The process is fairly simple for the editor to add the desired footage to the screen, below is a step by step guide of how a basic screen replacement would be done;

Step 1:

Assuming that the camera is set to the correct settings (exposure, focus, etc) the device would be filmed with a chroma green or blue screen (green is the best for this as it has the highest contrast to the edge of the device: in most cases)

Step 2:

When ready, the editor will take the video file, correct any colours to match the look of the film and proceed to place motion trackers on the corners of the device so that when the device moves, the markers will too.

Step 3:

Once all of the points line up to the edges of the device the editor will then proceed to make sure the screen still looks natural round the edges and also create a mask for anything that may appear in front of the screen

Step 4:

When the mask is complete the desired per-recorded video (or still images) is attached to the shape that was made by the corner points from step 2

Voilà, and there it is, if you would like to try it yourself you can search ‘VFX screen replacement’ on Youtube.

5 ways to Green your production

5 ways to Green your production

The United Nations reports that if the Human population grows to 9.6 billion by 2050, the amount of resources needed to sustain our current lifestyles would be equivalent to three Earth-type planets. Scary, right? Every individual and organisation has a responsibility to reduce carbon footprint and film productions should be no different.

Here are some simple and practical tips which you can apply straight away to your production.

1. Encourage the crew to bring their own water bottles

Set life is thirsty work, and your cast and crew will drink water like fish. Let’ssay that you’ve got 20 people on set, each drinking 4 x 500ml bottles a day for a 5-day shoot. That’s 400 plastic bottles. Instead, invite the cast and crew to bring their own refillable water bottles. This will also save you an incredible amount of money. If your organisation has the budget, you could even invest in branded water bottles which your crew can then take onto other sets and spread your brand image!

Bonus tip – make sure that your cast and crew write their name on any disposable bottle or cup they might use, so they can stick with using that same product!

2. Cut down on printing

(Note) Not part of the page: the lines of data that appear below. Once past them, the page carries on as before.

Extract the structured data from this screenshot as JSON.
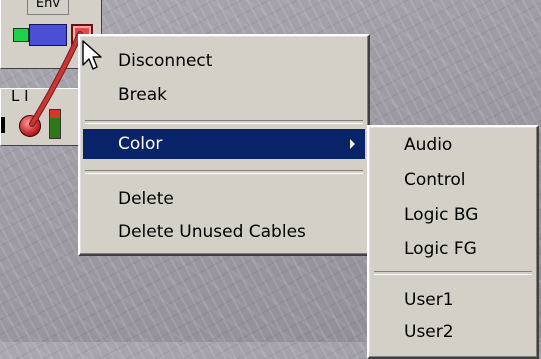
{
  "modules": {
    "env_title": "Env",
    "level_label": "L I"
  },
  "context_menu": {
    "items": [
      "Disconnect",
      "Break",
      "Color",
      "Delete",
      "Delete Unused Cables"
    ],
    "highlighted": "Color",
    "highlight_color": "#0a246a"
  },
  "color_submenu": {
    "items": [
      "Audio",
      "Control",
      "Logic BG",
      "Logic FG",
      "User1",
      "User2"
    ]
  },
  "cursor": {
    "icon": "arrow-pointer-icon"
  },
  "colors": {
    "cable": "#c73535",
    "menu_bg": "#d4d0c8"
  }
}
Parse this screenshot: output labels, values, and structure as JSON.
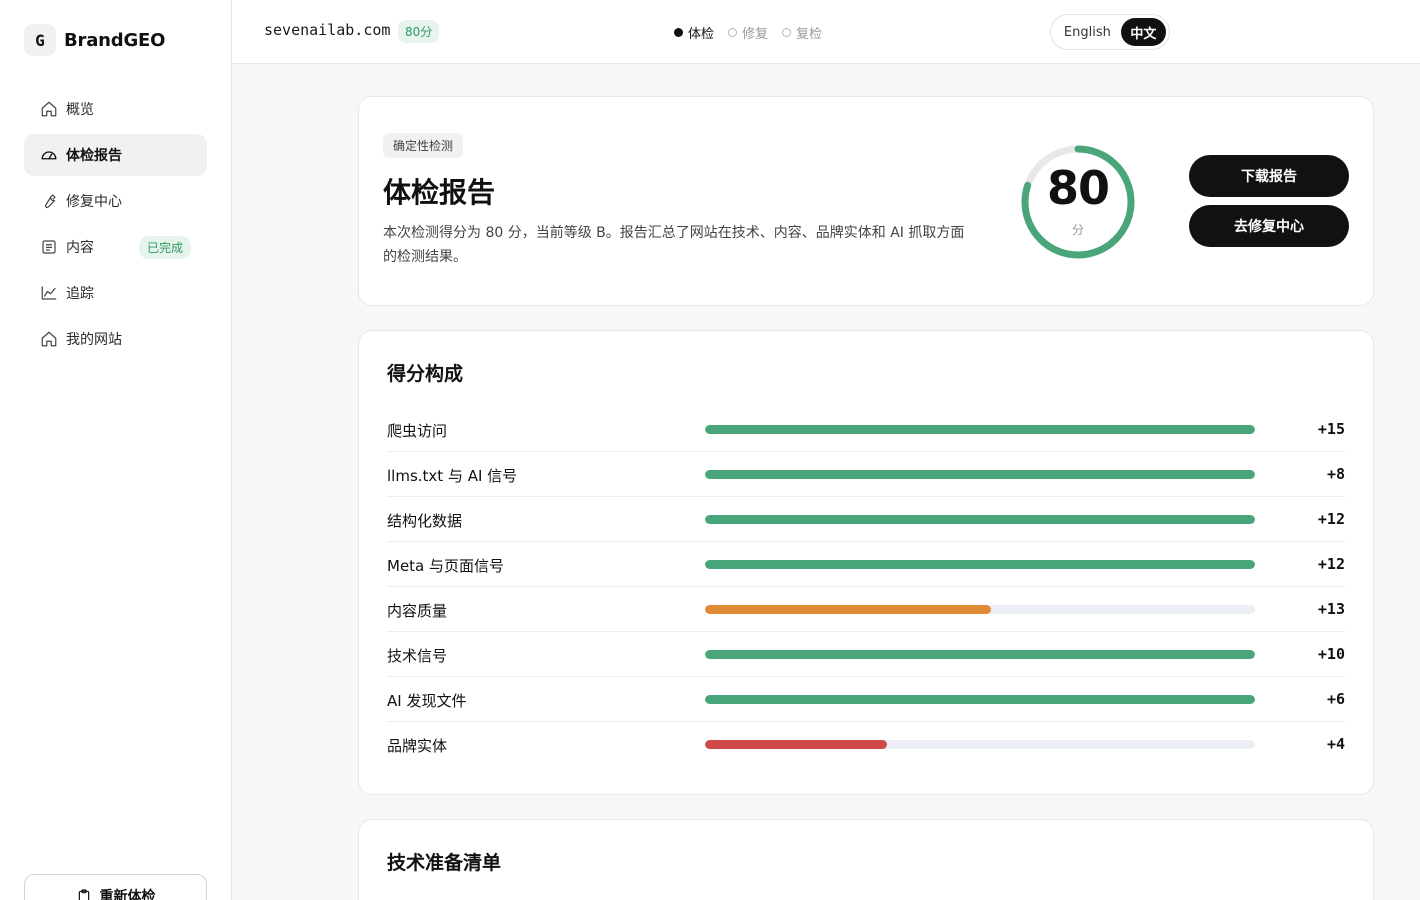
{
  "sidebar": {
    "brand_letter": "G",
    "brand_name": "BrandGEO",
    "items": [
      {
        "label": "概览",
        "icon": "home-icon"
      },
      {
        "label": "体检报告",
        "icon": "gauge-icon"
      },
      {
        "label": "修复中心",
        "icon": "wrench-icon"
      },
      {
        "label": "内容",
        "icon": "document-list-icon",
        "badge": "已完成"
      },
      {
        "label": "追踪",
        "icon": "line-chart-icon"
      },
      {
        "label": "我的网站",
        "icon": "home-icon"
      }
    ],
    "active_item": "体检报告",
    "recheck_label": "重新体检"
  },
  "topbar": {
    "domain": "sevenailab.com",
    "score_pill": "80分",
    "steps": [
      "体检",
      "修复",
      "复检"
    ],
    "active_step": "体检",
    "lang_en": "English",
    "lang_zh": "中文",
    "active_lang": "中文"
  },
  "hero": {
    "tag": "确定性检测",
    "title": "体检报告",
    "description": "本次检测得分为 80 分，当前等级 B。报告汇总了网站在技术、内容、品牌实体和 AI 抓取方面的检测结果。",
    "score": "80",
    "score_unit": "分",
    "score_fraction": 0.8,
    "download_label": "下载报告",
    "fix_center_label": "去修复中心"
  },
  "breakdown": {
    "title": "得分构成",
    "colors": {
      "good": "#4aa67a",
      "warn": "#e08a35",
      "bad": "#d04a4a"
    },
    "rows": [
      {
        "label": "爬虫访问",
        "points": "+15",
        "fill": 1.0,
        "status": "good"
      },
      {
        "label": "llms.txt 与 AI 信号",
        "points": "+8",
        "fill": 1.0,
        "status": "good"
      },
      {
        "label": "结构化数据",
        "points": "+12",
        "fill": 1.0,
        "status": "good"
      },
      {
        "label": "Meta 与页面信号",
        "points": "+12",
        "fill": 1.0,
        "status": "good"
      },
      {
        "label": "内容质量",
        "points": "+13",
        "fill": 0.52,
        "status": "warn"
      },
      {
        "label": "技术信号",
        "points": "+10",
        "fill": 1.0,
        "status": "good"
      },
      {
        "label": "AI 发现文件",
        "points": "+6",
        "fill": 1.0,
        "status": "good"
      },
      {
        "label": "品牌实体",
        "points": "+4",
        "fill": 0.33,
        "status": "bad"
      }
    ]
  },
  "checklist": {
    "title": "技术准备清单"
  }
}
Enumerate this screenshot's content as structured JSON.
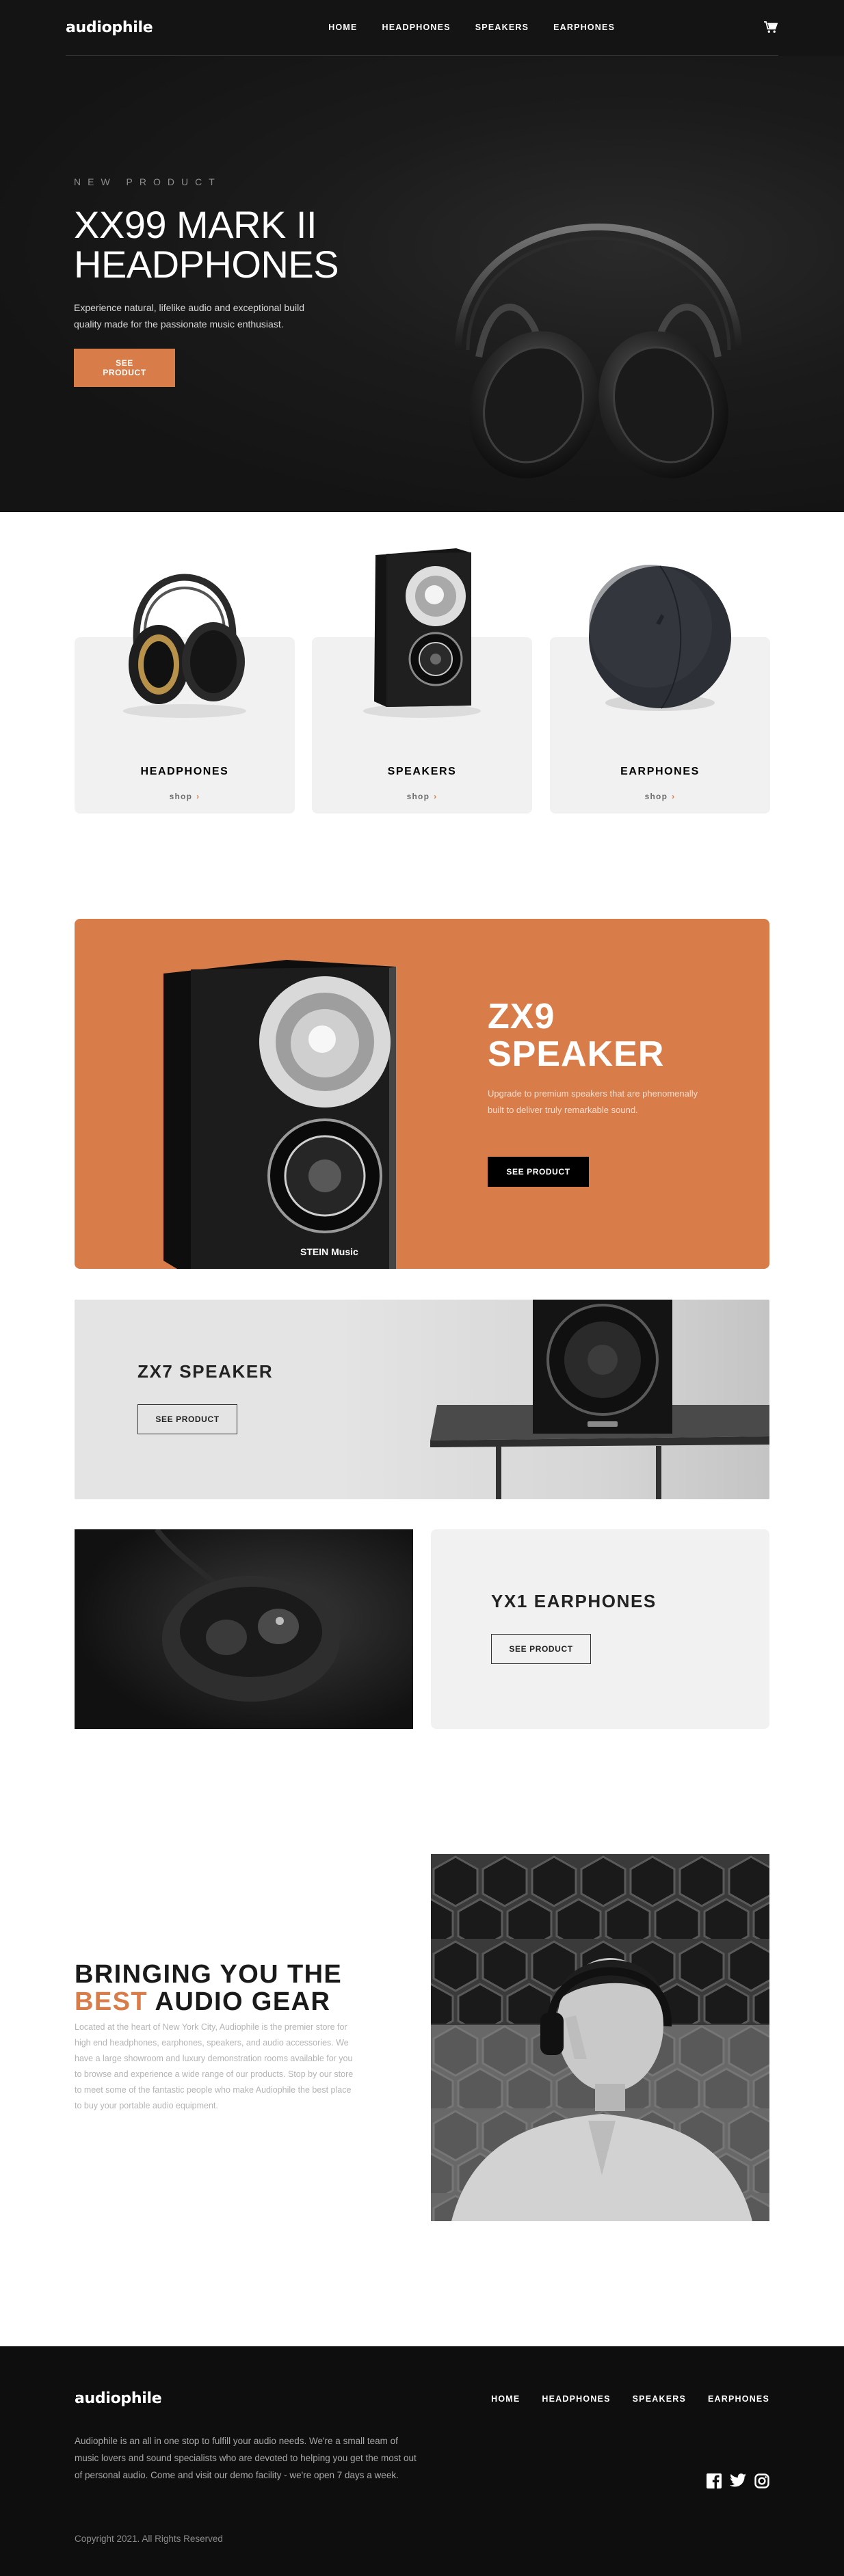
{
  "header": {
    "logo": "audiophile",
    "nav": [
      "HOME",
      "HEADPHONES",
      "SPEAKERS",
      "EARPHONES"
    ],
    "cart_icon": "cart-icon"
  },
  "hero": {
    "eyebrow": "NEW PRODUCT",
    "title_line1": "XX99 MARK II",
    "title_line2": "HEADPHONES",
    "description": "Experience natural, lifelike audio and exceptional build quality made for the passionate music enthusiast.",
    "button": "SEE PRODUCT"
  },
  "categories": [
    {
      "name": "HEADPHONES",
      "shop": "shop",
      "icon": "chevron-right-icon"
    },
    {
      "name": "SPEAKERS",
      "shop": "shop",
      "icon": "chevron-right-icon"
    },
    {
      "name": "EARPHONES",
      "shop": "shop",
      "icon": "chevron-right-icon"
    }
  ],
  "zx9": {
    "title_line1": "ZX9",
    "title_line2": "SPEAKER",
    "description": "Upgrade to premium speakers that are phenomenally built to deliver truly remarkable sound.",
    "button": "SEE PRODUCT",
    "brand_mark": "STEIN Music"
  },
  "zx7": {
    "title": "ZX7 SPEAKER",
    "button": "SEE PRODUCT"
  },
  "yx1": {
    "title": "YX1 EARPHONES",
    "button": "SEE PRODUCT"
  },
  "about": {
    "title_part1": "BRINGING YOU THE",
    "title_accent": "BEST",
    "title_part2": "AUDIO GEAR",
    "description": "Located at the heart of New York City, Audiophile is the premier store for high end headphones, earphones, speakers, and audio accessories. We have a large showroom and luxury demonstration rooms available for you to browse and experience a wide range of our products. Stop by our store to meet some of the fantastic people who make Audiophile the best place to buy your portable audio equipment."
  },
  "footer": {
    "logo": "audiophile",
    "nav": [
      "HOME",
      "HEADPHONES",
      "SPEAKERS",
      "EARPHONES"
    ],
    "description": "Audiophile is an all in one stop to fulfill your audio needs. We're a small team of music lovers and sound specialists who are devoted to helping you get the most out of personal audio. Come and visit our demo facility - we're open 7 days a week.",
    "social": [
      "facebook-icon",
      "twitter-icon",
      "instagram-icon"
    ],
    "copyright": "Copyright 2021. All Rights Reserved"
  },
  "colors": {
    "accent": "#D87D4A",
    "dark": "#141414",
    "light": "#F1F1F1"
  }
}
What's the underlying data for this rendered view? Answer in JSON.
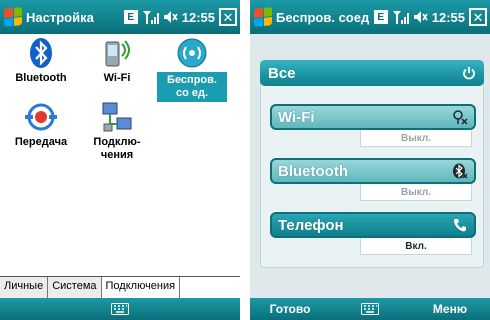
{
  "status": {
    "network_badge": "E",
    "time": "12:55"
  },
  "left": {
    "title": "Настройка",
    "icons": [
      {
        "label": "Bluetooth",
        "icon": "bluetooth-icon"
      },
      {
        "label": "Wi-Fi",
        "icon": "wifi-icon"
      },
      {
        "label": "Беспров. со ед.",
        "icon": "wireless-manager-icon",
        "selected": true
      },
      {
        "label": "Передача",
        "icon": "beam-icon"
      },
      {
        "label": "Подклю-чения",
        "icon": "connections-icon"
      }
    ],
    "tabs": [
      {
        "label": "Личные",
        "active": false
      },
      {
        "label": "Система",
        "active": false
      },
      {
        "label": "Подключения",
        "active": true
      }
    ]
  },
  "right": {
    "title": "Беспров. соед",
    "all_label": "Все",
    "radios": [
      {
        "name": "Wi-Fi",
        "status": "Выкл.",
        "on": false,
        "icon": "wifi-off-icon"
      },
      {
        "name": "Bluetooth",
        "status": "Выкл.",
        "on": false,
        "icon": "bluetooth-off-icon"
      },
      {
        "name": "Телефон",
        "status": "Вкл.",
        "on": true,
        "icon": "phone-icon"
      }
    ],
    "softkeys": {
      "left": "Готово",
      "right": "Меню"
    }
  },
  "colors": {
    "titlebar": "#0a6f7a",
    "accent": "#1b9db1",
    "radio_on": "#0f7f8c",
    "radio_off": "#5fb7bd"
  }
}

The film industry is terrible for paper consumption. There are piles of forms, reports, checklists and mountains of other documents that will increase your carbon footprint and drive up your production costs, too. Documents that need to be disseminated to all cast and crew, such as call sheets, contact lists and memos, can be emailed. Most crew will be happy with this as they’re used to reading information from their smartphones.

Bonus tip – if you do need to print, use double-sided, black & white settings where possible.

3. Promote carpooling and public transport

When crewing for a project, you’ll generally find that a lot of the crew will be ina similar area and most of them will be happy to drive other crew (or cast) in their cars. Not only does this reduce the amount of CO and CO2 being chucked into the atmosphere, it cuts costs if you’re paying mileage as you’d need to compensate fewer drivers.

Bonus tip – try to coordinate carpooling by department and/or call time so all their department can start work straight away!

4. Chat to your department heads &collaborators

Who says that you have to do all the work? Be intelligently lazy and involve your collaborators in your greener goals. Your makeup artist, for example, will be able to suggest more environmentally friendly cosmetics. Each department can reduce their carbon footprint so lay out your expectations and let them do the legwork!

Bonus tip – you don’t need to have a separate meeting for this. Just include itin the agenda for one (or a couple) of your production meetings!

5. Arrange doggy-bags for left-overs

As Napoleon famously said, an army marches on its stomach. Your cast and crew will love you if you let them take home left-over food and it ensures they get to eat before the next day. This will also save you money on waste collection!

What are your favourite tips and tricks for a greener production?